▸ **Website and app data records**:
::::

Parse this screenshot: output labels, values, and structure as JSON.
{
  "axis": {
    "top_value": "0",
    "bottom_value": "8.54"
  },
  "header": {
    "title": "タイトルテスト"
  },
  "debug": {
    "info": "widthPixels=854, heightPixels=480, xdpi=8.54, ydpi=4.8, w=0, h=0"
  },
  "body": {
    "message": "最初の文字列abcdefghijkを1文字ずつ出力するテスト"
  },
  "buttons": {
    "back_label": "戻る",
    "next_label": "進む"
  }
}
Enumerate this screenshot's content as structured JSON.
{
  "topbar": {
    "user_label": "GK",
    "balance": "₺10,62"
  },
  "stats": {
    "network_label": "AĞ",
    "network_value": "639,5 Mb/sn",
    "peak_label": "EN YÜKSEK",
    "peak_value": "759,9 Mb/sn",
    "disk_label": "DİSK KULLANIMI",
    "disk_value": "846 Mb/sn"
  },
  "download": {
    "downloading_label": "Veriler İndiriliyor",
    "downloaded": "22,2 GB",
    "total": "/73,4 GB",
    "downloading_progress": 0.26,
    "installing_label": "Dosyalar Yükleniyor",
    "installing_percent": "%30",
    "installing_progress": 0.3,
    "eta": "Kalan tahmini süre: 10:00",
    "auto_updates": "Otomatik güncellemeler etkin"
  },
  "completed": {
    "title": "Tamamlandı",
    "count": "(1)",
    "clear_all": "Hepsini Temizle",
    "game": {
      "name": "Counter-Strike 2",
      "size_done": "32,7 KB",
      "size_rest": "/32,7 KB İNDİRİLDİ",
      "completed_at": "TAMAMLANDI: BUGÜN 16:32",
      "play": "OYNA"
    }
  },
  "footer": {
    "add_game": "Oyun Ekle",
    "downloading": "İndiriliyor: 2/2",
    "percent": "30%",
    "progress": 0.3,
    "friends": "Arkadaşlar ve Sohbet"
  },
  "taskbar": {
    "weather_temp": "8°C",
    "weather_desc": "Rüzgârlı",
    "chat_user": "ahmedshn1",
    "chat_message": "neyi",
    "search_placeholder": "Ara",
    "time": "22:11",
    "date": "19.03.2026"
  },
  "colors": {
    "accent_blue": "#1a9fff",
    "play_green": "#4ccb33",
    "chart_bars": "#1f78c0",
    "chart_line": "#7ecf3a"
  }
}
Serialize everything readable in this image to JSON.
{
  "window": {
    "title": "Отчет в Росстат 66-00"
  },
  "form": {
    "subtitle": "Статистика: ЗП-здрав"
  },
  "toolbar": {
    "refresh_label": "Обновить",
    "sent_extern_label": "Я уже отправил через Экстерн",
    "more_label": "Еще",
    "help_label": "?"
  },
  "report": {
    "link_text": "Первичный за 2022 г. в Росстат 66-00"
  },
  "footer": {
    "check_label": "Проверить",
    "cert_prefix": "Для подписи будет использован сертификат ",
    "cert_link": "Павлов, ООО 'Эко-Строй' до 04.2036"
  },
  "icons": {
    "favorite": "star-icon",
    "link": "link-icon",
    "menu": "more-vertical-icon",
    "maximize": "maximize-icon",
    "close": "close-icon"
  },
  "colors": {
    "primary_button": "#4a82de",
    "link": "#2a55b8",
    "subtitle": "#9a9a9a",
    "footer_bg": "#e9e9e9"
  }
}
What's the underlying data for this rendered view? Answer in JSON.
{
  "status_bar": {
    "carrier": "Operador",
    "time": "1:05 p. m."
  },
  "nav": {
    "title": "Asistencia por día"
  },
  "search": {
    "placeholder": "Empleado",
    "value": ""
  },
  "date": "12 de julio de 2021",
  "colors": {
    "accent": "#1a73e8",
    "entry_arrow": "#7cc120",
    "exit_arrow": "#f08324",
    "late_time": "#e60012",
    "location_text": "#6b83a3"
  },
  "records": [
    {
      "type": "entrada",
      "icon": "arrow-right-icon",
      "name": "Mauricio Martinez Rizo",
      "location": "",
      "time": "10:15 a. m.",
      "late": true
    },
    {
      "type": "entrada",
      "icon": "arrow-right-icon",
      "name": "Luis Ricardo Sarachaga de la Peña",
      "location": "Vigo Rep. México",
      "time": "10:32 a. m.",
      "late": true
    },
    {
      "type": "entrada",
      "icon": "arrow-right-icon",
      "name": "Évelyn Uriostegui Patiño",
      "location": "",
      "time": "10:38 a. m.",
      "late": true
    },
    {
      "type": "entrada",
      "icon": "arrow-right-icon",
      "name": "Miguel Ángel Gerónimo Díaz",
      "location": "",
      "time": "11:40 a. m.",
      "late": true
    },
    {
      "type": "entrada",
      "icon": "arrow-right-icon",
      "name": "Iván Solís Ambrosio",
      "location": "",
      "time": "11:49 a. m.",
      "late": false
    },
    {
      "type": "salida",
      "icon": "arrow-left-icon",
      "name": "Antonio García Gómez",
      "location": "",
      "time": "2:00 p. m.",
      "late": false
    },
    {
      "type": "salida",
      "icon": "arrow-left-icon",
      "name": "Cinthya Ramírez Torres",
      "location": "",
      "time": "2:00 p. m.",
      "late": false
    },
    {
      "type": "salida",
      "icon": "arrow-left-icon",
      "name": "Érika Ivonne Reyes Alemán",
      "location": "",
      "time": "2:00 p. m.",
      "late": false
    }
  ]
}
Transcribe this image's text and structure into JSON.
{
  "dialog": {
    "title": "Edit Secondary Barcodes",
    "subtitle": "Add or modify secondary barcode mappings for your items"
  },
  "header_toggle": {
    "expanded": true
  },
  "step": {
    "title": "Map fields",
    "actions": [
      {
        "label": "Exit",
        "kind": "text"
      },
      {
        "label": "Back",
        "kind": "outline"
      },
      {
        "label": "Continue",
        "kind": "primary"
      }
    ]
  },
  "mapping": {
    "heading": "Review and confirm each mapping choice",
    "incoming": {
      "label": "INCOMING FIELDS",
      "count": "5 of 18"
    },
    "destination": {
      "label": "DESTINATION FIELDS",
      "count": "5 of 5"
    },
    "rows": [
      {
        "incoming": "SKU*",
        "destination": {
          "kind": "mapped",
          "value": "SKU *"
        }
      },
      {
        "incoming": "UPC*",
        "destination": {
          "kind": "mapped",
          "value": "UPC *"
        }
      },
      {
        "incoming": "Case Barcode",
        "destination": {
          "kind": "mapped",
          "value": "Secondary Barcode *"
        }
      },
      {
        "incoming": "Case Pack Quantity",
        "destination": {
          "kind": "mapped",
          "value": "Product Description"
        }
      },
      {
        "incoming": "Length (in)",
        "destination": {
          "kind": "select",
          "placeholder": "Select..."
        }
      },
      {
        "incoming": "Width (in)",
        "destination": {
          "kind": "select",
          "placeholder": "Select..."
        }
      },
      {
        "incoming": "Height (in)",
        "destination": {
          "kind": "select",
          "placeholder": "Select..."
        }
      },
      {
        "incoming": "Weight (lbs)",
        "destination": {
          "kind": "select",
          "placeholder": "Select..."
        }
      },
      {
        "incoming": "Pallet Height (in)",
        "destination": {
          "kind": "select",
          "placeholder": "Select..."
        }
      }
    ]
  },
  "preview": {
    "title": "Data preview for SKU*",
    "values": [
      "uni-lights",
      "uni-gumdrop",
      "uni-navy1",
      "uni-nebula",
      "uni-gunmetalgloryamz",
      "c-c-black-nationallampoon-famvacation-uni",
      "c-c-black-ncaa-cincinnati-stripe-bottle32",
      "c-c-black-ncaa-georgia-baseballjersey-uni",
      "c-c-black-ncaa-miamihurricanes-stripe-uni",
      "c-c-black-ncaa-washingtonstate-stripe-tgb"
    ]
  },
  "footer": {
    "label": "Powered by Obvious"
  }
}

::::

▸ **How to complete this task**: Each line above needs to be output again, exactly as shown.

▸ **Response to this task**:
Parse this screenshot: output labels, values, and structure as JSON.
{
  "axis": {
    "top_value": "0",
    "bottom_value": "8.54"
  },
  "header": {
    "title": "タイトルテスト"
  },
  "debug": {
    "info": "widthPixels=854, heightPixels=480, xdpi=8.54, ydpi=4.8, w=0, h=0"
  },
  "body": {
    "message": "最初の文字列abcdefghijkを1文字ずつ出力するテスト"
  },
  "buttons": {
    "back_label": "戻る",
    "next_label": "進む"
  }
}
Enumerate this screenshot's content as structured JSON.
{
  "topbar": {
    "user_label": "GK",
    "balance": "₺10,62"
  },
  "stats": {
    "network_label": "AĞ",
    "network_value": "639,5 Mb/sn",
    "peak_label": "EN YÜKSEK",
    "peak_value": "759,9 Mb/sn",
    "disk_label": "DİSK KULLANIMI",
    "disk_value": "846 Mb/sn"
  },
  "download": {
    "downloading_label": "Veriler İndiriliyor",
    "downloaded": "22,2 GB",
    "total": "/73,4 GB",
    "downloading_progress": 0.26,
    "installing_label": "Dosyalar Yükleniyor",
    "installing_percent": "%30",
    "installing_progress": 0.3,
    "eta": "Kalan tahmini süre: 10:00",
    "auto_updates": "Otomatik güncellemeler etkin"
  },
  "completed": {
    "title": "Tamamlandı",
    "count": "(1)",
    "clear_all": "Hepsini Temizle",
    "game": {
      "name": "Counter-Strike 2",
      "size_done": "32,7 KB",
      "size_rest": "/32,7 KB İNDİRİLDİ",
      "completed_at": "TAMAMLANDI: BUGÜN 16:32",
      "play": "OYNA"
    }
  },
  "footer": {
    "add_game": "Oyun Ekle",
    "downloading": "İndiriliyor: 2/2",
    "percent": "30%",
    "progress": 0.3,
    "friends": "Arkadaşlar ve Sohbet"
  },
  "taskbar": {
    "weather_temp": "8°C",
    "weather_desc": "Rüzgârlı",
    "chat_user": "ahmedshn1",
    "chat_message": "neyi",
    "search_placeholder": "Ara",
    "time": "22:11",
    "date": "19.03.2026"
  },
  "colors": {
    "accent_blue": "#1a9fff",
    "play_green": "#4ccb33",
    "chart_bars": "#1f78c0",
    "chart_line": "#7ecf3a"
  }
}
Serialize everything readable in this image to JSON.
{
  "window": {
    "title": "Отчет в Росстат 66-00"
  },
  "form": {
    "subtitle": "Статистика: ЗП-здрав"
  },
  "toolbar": {
    "refresh_label": "Обновить",
    "sent_extern_label": "Я уже отправил через Экстерн",
    "more_label": "Еще",
    "help_label": "?"
  },
  "report": {
    "link_text": "Первичный за 2022 г. в Росстат 66-00"
  },
  "footer": {
    "check_label": "Проверить",
    "cert_prefix": "Для подписи будет использован сертификат ",
    "cert_link": "Павлов, ООО 'Эко-Строй' до 04.2036"
  },
  "icons": {
    "favorite": "star-icon",
    "link": "link-icon",
    "menu": "more-vertical-icon",
    "maximize": "maximize-icon",
    "close": "close-icon"
  },
  "colors": {
    "primary_button": "#4a82de",
    "link": "#2a55b8",
    "subtitle": "#9a9a9a",
    "footer_bg": "#e9e9e9"
  }
}
What's the underlying data for this rendered view? Answer in JSON.
{
  "status_bar": {
    "carrier": "Operador",
    "time": "1:05 p. m."
  },
  "nav": {
    "title": "Asistencia por día"
  },
  "search": {
    "placeholder": "Empleado",
    "value": ""
  },
  "date": "12 de julio de 2021",
  "colors": {
    "accent": "#1a73e8",
    "entry_arrow": "#7cc120",
    "exit_arrow": "#f08324",
    "late_time": "#e60012",
    "location_text": "#6b83a3"
  },
  "records": [
    {
      "type": "entrada",
      "icon": "arrow-right-icon",
      "name": "Mauricio Martinez Rizo",
      "location": "",
      "time": "10:15 a. m.",
      "late": true
    },
    {
      "type": "entrada",
      "icon": "arrow-right-icon",
      "name": "Luis Ricardo Sarachaga de la Peña",
      "location": "Vigo Rep. México",
      "time": "10:32 a. m.",
      "late": true
    },
    {
      "type": "entrada",
      "icon": "arrow-right-icon",
      "name": "Évelyn Uriostegui Patiño",
      "location": "",
      "time": "10:38 a. m.",
      "late": true
    },
    {
      "type": "entrada",
      "icon": "arrow-right-icon",
      "name": "Miguel Ángel Gerónimo Díaz",
      "location": "",
      "time": "11:40 a. m.",
      "late": true
    },
    {
      "type": "entrada",
      "icon": "arrow-right-icon",
      "name": "Iván Solís Ambrosio",
      "location": "",
      "time": "11:49 a. m.",
      "late": false
    },
    {
      "type": "salida",
      "icon": "arrow-left-icon",
      "name": "Antonio García Gómez",
      "location": "",
      "time": "2:00 p. m.",
      "late": false
    },
    {
      "type": "salida",
      "icon": "arrow-left-icon",
      "name": "Cinthya Ramírez Torres",
      "location": "",
      "time": "2:00 p. m.",
      "late": false
    },
    {
      "type": "salida",
      "icon": "arrow-left-icon",
      "name": "Érika Ivonne Reyes Alemán",
      "location": "",
      "time": "2:00 p. m.",
      "late": false
    }
  ]
}
Transcribe this image's text and structure into JSON.
{
  "dialog": {
    "title": "Edit Secondary Barcodes",
    "subtitle": "Add or modify secondary barcode mappings for your items"
  },
  "header_toggle": {
    "expanded": true
  },
  "step": {
    "title": "Map fields",
    "actions": [
      {
        "label": "Exit",
        "kind": "text"
      },
      {
        "label": "Back",
        "kind": "outline"
      },
      {
        "label": "Continue",
        "kind": "primary"
      }
    ]
  },
  "mapping": {
    "heading": "Review and confirm each mapping choice",
    "incoming": {
      "label": "INCOMING FIELDS",
      "count": "5 of 18"
    },
    "destination": {
      "label": "DESTINATION FIELDS",
      "count": "5 of 5"
    },
    "rows": [
      {
        "incoming": "SKU*",
        "destination": {
          "kind": "mapped",
          "value": "SKU *"
        }
      },
      {
        "incoming": "UPC*",
        "destination": {
          "kind": "mapped",
          "value": "UPC *"
        }
      },
      {
        "incoming": "Case Barcode",
        "destination": {
          "kind": "mapped",
          "value": "Secondary Barcode *"
        }
      },
      {
        "incoming": "Case Pack Quantity",
        "destination": {
          "kind": "mapped",
          "value": "Product Description"
        }
      },
      {
        "incoming": "Length (in)",
        "destination": {
          "kind": "select",
          "placeholder": "Select..."
        }
      },
      {
        "incoming": "Width (in)",
        "destination": {
          "kind": "select",
          "placeholder": "Select..."
        }
      },
      {
        "incoming": "Height (in)",
        "destination": {
          "kind": "select",
          "placeholder": "Select..."
        }
      },
      {
        "incoming": "Weight (lbs)",
        "destination": {
          "kind": "select",
          "placeholder": "Select..."
        }
      },
      {
        "incoming": "Pallet Height (in)",
        "destination": {
          "kind": "select",
          "placeholder": "Select..."
        }
      }
    ]
  },
  "preview": {
    "title": "Data preview for SKU*",
    "values": [
      "uni-lights",
      "uni-gumdrop",
      "uni-navy1",
      "uni-nebula",
      "uni-gunmetalgloryamz",
      "c-c-black-nationallampoon-famvacation-uni",
      "c-c-black-ncaa-cincinnati-stripe-bottle32",
      "c-c-black-ncaa-georgia-baseballjersey-uni",
      "c-c-black-ncaa-miamihurricanes-stripe-uni",
      "c-c-black-ncaa-washingtonstate-stripe-tgb"
    ]
  },
  "footer": {
    "label": "Powered by Obvious"
  }
}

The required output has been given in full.